Being an environmentalist is about so much more than just caring about nature. To truly be an environmentalist — and fight the climate crisis — one must learn about environmental justice, and include the movement in their climate activism. And considering the fact that Martin Luther King Jr. was one of the most incredible civil rights activists in history, it shouldn’t come as a surprise that he used his voice to advocate for environmental justice on multiple occasions.
In honor of Martin Luther King Jr. Day, which this year falls on Monday, Jan. 16, 2023, here’s a brief look into the ways Dr. King championed environmental justice, embraced intersectional activism, and more.
Martin Luther King Jr. fought for environmental justice at a Memphis sanitation strike.
A gunman assassinated King on April 4, 1968 in Memphis, Tenn. And on the night of April 3, 1968, one day before his untimely death, King spoke at a protest as part of the Memphis sanitation workers’ strike. On Feb. 12 of that year, 1,300 Black men who worked in sanitation for the city joined together to start the strike, as they were fed up with working in conditions that were highly polluted and dangerous, as compared to the working conditions of the city's white sanitation workers, as per Potomac Conservancy.
The speech King gave to the workers turned out to be the last speech of his life, referred to as “I've Been to the Mountaintop,” in which he encouraged the strikers to keep fighting. “The issue is injustice. The issue is the refusal of Memphis to be fair and honest in its dealings with its public servants, who happen to be sanitation workers,” King told the crowd, according to a transcript shared by American Rhetoric.
“I don't know what will happen now,” King said towards the end of the speech. “We've got some difficult days ahead. But it really doesn't matter with me now, because I've been to the mountaintop.”
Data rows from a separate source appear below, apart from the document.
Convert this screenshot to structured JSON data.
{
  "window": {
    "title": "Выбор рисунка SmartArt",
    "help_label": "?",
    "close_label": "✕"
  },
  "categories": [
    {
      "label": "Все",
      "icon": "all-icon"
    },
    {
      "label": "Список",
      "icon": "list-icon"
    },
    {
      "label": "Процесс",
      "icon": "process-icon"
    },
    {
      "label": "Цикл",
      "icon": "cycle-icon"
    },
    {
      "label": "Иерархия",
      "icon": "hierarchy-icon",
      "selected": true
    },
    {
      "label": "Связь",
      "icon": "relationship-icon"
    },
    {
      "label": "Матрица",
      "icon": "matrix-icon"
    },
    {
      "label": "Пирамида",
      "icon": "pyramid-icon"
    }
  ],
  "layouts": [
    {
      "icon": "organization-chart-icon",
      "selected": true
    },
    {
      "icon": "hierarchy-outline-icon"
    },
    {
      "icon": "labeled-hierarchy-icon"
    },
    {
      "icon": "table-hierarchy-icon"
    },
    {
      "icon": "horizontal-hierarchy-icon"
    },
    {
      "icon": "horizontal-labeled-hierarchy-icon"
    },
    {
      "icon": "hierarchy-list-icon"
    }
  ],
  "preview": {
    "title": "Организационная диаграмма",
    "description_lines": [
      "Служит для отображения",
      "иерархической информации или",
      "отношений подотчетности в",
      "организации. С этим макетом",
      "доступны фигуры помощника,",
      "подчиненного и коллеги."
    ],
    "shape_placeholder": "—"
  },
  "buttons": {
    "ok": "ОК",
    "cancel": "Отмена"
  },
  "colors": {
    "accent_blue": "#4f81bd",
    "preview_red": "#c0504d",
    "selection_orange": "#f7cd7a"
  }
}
Martin Luther King Jr. helped pass the Civil Rights Act, which led to various other pieces of environmental legislation.
King’s tireless work as a civil rights leader directly helped convince President Lyndon B. Johnson and the U.S. government to pass the Civil Rights Act of 1964, which outlawed segregation, public discrimination, and job discrimination; as well as the Voting Rights Act of 1965, which banned voter discrimination on the basis of race.
And as the Student Conservation Association noted, those two major acts were very much associated with the Clean Air Act of 1963 and the Clean Water Act of 1972, both of which set out to reduce local environmental pollution — issues that tend to disproportionately affect Black communities and other communities of color. All of these acts were also tied to the Endangered Species Act of 1973, which was created to protect endangered animal and plant species, as well as bolster biodiversity.
Martin Luther King Jr. recognized the importance of intersectional activism.
In the present day, youth activists — for every social justice issue under the sun — are all about intersectionality, or the idea that all social justice issues are linked. The term wasn’t coined until 1989, when Professor Kimberlé Crenshaw used it in an academic essay about how race and gender intersect in Black feminism, according to Vox. Even though King was killed more than 21 years before then, he was a huge proponent of intersectionality in civil rights and social justice.
“Injustice anywhere is a threat to justice everywhere,” King famously wrote in “Letter from a Birmingham Jail” in 1963, as per a transcript shared by UPenn’s Africa Center. “We are caught in an inescapable network of mutuality, tied in a single garment of destiny. Whatever affects one directly, affects all indirectly.” That is essentially the definition of intersectional activism.
And intersectional environmentalism is incredibly important in the fight against climate change. As long as marginalized groups — such as BIPOC, low-income communities, and people living in poverty in undeveloped countries — are suffering from the climate crisis more than those who live in predominantly white or affluent areas, combating the climate crisis will require an intersectional approach.
This article, originally published on Jan. 14, 2022, has been updated.